RECORDS FOR THIS EXERCISE section start

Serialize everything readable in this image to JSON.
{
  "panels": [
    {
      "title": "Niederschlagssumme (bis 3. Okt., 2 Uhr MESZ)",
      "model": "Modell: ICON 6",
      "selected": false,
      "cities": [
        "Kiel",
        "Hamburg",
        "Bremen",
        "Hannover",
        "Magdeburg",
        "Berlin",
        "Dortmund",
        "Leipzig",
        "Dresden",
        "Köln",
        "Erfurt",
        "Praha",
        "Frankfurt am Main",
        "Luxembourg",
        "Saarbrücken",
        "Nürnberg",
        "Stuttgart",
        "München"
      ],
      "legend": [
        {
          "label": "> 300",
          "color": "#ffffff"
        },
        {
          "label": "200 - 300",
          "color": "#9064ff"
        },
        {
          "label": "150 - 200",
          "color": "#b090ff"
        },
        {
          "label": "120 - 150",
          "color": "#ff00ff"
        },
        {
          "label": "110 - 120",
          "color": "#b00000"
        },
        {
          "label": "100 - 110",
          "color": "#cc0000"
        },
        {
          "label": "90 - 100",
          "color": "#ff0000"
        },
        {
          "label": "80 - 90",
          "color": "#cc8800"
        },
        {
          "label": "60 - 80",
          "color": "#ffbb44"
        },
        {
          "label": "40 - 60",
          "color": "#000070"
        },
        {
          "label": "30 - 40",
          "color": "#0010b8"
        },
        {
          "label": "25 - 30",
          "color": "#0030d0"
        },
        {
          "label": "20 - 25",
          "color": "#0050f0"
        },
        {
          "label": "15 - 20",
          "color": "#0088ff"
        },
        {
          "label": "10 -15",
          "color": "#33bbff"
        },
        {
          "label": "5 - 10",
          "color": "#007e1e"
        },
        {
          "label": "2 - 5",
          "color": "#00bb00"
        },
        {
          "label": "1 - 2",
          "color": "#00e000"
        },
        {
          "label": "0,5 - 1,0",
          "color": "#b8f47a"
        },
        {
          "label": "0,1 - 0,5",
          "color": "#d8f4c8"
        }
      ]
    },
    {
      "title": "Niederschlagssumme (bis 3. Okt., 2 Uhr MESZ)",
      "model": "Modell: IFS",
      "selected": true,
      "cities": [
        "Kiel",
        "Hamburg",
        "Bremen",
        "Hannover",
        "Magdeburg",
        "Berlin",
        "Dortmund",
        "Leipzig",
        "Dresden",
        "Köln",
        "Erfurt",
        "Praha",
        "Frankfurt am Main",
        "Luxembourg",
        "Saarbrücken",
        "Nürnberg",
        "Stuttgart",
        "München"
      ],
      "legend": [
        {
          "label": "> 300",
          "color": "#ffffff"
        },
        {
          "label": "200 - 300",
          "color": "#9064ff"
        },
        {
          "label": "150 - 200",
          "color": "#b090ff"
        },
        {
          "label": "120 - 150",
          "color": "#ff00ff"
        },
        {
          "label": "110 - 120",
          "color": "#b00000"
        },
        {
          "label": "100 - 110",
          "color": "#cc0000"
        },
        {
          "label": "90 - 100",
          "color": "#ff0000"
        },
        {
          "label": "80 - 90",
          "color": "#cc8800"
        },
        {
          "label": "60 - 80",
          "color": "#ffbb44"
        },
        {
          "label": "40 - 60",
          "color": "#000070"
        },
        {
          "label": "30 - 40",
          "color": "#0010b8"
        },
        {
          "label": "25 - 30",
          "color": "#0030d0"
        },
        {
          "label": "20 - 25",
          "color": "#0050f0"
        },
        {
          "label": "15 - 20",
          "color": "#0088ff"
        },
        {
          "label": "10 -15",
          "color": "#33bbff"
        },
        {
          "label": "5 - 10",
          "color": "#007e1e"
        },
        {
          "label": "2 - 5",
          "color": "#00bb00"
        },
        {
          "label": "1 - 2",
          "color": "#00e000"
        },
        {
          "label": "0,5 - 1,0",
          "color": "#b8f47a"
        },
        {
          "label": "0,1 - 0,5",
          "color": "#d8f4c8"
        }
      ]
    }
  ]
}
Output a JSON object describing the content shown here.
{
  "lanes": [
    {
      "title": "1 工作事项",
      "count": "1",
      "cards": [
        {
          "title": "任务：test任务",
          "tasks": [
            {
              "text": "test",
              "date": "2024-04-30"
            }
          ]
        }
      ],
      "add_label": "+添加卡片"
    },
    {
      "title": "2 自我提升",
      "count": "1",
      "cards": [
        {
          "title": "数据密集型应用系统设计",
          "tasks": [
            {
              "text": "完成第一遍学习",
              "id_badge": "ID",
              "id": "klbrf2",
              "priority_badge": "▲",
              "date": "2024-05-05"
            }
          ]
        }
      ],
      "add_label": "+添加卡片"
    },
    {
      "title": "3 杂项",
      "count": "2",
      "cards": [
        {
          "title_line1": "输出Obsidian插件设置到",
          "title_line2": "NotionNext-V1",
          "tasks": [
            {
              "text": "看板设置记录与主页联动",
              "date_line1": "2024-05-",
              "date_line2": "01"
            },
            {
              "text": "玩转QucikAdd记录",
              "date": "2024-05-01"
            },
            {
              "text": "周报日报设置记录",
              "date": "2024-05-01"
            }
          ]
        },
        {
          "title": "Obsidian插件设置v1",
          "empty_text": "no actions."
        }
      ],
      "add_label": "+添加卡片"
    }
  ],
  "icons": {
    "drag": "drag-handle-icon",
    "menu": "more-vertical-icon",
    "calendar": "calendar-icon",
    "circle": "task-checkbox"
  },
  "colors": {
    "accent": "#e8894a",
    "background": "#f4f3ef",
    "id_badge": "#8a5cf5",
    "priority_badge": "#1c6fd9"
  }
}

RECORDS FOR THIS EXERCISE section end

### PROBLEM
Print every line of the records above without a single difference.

### ANSWER FOR THE TASK
Serialize everything readable in this image to JSON.
{
  "panels": [
    {
      "title": "Niederschlagssumme (bis 3. Okt., 2 Uhr MESZ)",
      "model": "Modell: ICON 6",
      "selected": false,
      "cities": [
        "Kiel",
        "Hamburg",
        "Bremen",
        "Hannover",
        "Magdeburg",
        "Berlin",
        "Dortmund",
        "Leipzig",
        "Dresden",
        "Köln",
        "Erfurt",
        "Praha",
        "Frankfurt am Main",
        "Luxembourg",
        "Saarbrücken",
        "Nürnberg",
        "Stuttgart",
        "München"
      ],
      "legend": [
        {
          "label": "> 300",
          "color": "#ffffff"
        },
        {
          "label": "200 - 300",
          "color": "#9064ff"
        },
        {
          "label": "150 - 200",
          "color": "#b090ff"
        },
        {
          "label": "120 - 150",
          "color": "#ff00ff"
        },
        {
          "label": "110 - 120",
          "color": "#b00000"
        },
        {
          "label": "100 - 110",
          "color": "#cc0000"
        },
        {
          "label": "90 - 100",
          "color": "#ff0000"
        },
        {
          "label": "80 - 90",
          "color": "#cc8800"
        },
        {
          "label": "60 - 80",
          "color": "#ffbb44"
        },
        {
          "label": "40 - 60",
          "color": "#000070"
        },
        {
          "label": "30 - 40",
          "color": "#0010b8"
        },
        {
          "label": "25 - 30",
          "color": "#0030d0"
        },
        {
          "label": "20 - 25",
          "color": "#0050f0"
        },
        {
          "label": "15 - 20",
          "color": "#0088ff"
        },
        {
          "label": "10 -15",
          "color": "#33bbff"
        },
        {
          "label": "5 - 10",
          "color": "#007e1e"
        },
        {
          "label": "2 - 5",
          "color": "#00bb00"
        },
        {
          "label": "1 - 2",
          "color": "#00e000"
        },
        {
          "label": "0,5 - 1,0",
          "color": "#b8f47a"
        },
        {
          "label": "0,1 - 0,5",
          "color": "#d8f4c8"
        }
      ]
    },
    {
      "title": "Niederschlagssumme (bis 3. Okt., 2 Uhr MESZ)",
      "model": "Modell: IFS",
      "selected": true,
      "cities": [
        "Kiel",
        "Hamburg",
        "Bremen",
        "Hannover",
        "Magdeburg",
        "Berlin",
        "Dortmund",
        "Leipzig",
        "Dresden",
        "Köln",
        "Erfurt",
        "Praha",
        "Frankfurt am Main",
        "Luxembourg",
        "Saarbrücken",
        "Nürnberg",
        "Stuttgart",
        "München"
      ],
      "legend": [
        {
          "label": "> 300",
          "color": "#ffffff"
        },
        {
          "label": "200 - 300",
          "color": "#9064ff"
        },
        {
          "label": "150 - 200",
          "color": "#b090ff"
        },
        {
          "label": "120 - 150",
          "color": "#ff00ff"
        },
        {
          "label": "110 - 120",
          "color": "#b00000"
        },
        {
          "label": "100 - 110",
          "color": "#cc0000"
        },
        {
          "label": "90 - 100",
          "color": "#ff0000"
        },
        {
          "label": "80 - 90",
          "color": "#cc8800"
        },
        {
          "label": "60 - 80",
          "color": "#ffbb44"
        },
        {
          "label": "40 - 60",
          "color": "#000070"
        },
        {
          "label": "30 - 40",
          "color": "#0010b8"
        },
        {
          "label": "25 - 30",
          "color": "#0030d0"
        },
        {
          "label": "20 - 25",
          "color": "#0050f0"
        },
        {
          "label": "15 - 20",
          "color": "#0088ff"
        },
        {
          "label": "10 -15",
          "color": "#33bbff"
        },
        {
          "label": "5 - 10",
          "color": "#007e1e"
        },
        {
          "label": "2 - 5",
          "color": "#00bb00"
        },
        {
          "label": "1 - 2",
          "color": "#00e000"
        },
        {
          "label": "0,5 - 1,0",
          "color": "#b8f47a"
        },
        {
          "label": "0,1 - 0,5",
          "color": "#d8f4c8"
        }
      ]
    }
  ]
}
Output a JSON object describing the content shown here.
{
  "lanes": [
    {
      "title": "1 工作事项",
      "count": "1",
      "cards": [
        {
          "title": "任务：test任务",
          "tasks": [
            {
              "text": "test",
              "date": "2024-04-30"
            }
          ]
        }
      ],
      "add_label": "+添加卡片"
    },
    {
      "title": "2 自我提升",
      "count": "1",
      "cards": [
        {
          "title": "数据密集型应用系统设计",
          "tasks": [
            {
              "text": "完成第一遍学习",
              "id_badge": "ID",
              "id": "klbrf2",
              "priority_badge": "▲",
              "date": "2024-05-05"
            }
          ]
        }
      ],
      "add_label": "+添加卡片"
    },
    {
      "title": "3 杂项",
      "count": "2",
      "cards": [
        {
          "title_line1": "输出Obsidian插件设置到",
          "title_line2": "NotionNext-V1",
          "tasks": [
            {
              "text": "看板设置记录与主页联动",
              "date_line1": "2024-05-",
              "date_line2": "01"
            },
            {
              "text": "玩转QucikAdd记录",
              "date": "2024-05-01"
            },
            {
              "text": "周报日报设置记录",
              "date": "2024-05-01"
            }
          ]
        },
        {
          "title": "Obsidian插件设置v1",
          "empty_text": "no actions."
        }
      ],
      "add_label": "+添加卡片"
    }
  ],
  "icons": {
    "drag": "drag-handle-icon",
    "menu": "more-vertical-icon",
    "calendar": "calendar-icon",
    "circle": "task-checkbox"
  },
  "colors": {
    "accent": "#e8894a",
    "background": "#f4f3ef",
    "id_badge": "#8a5cf5",
    "priority_badge": "#1c6fd9"
  }
}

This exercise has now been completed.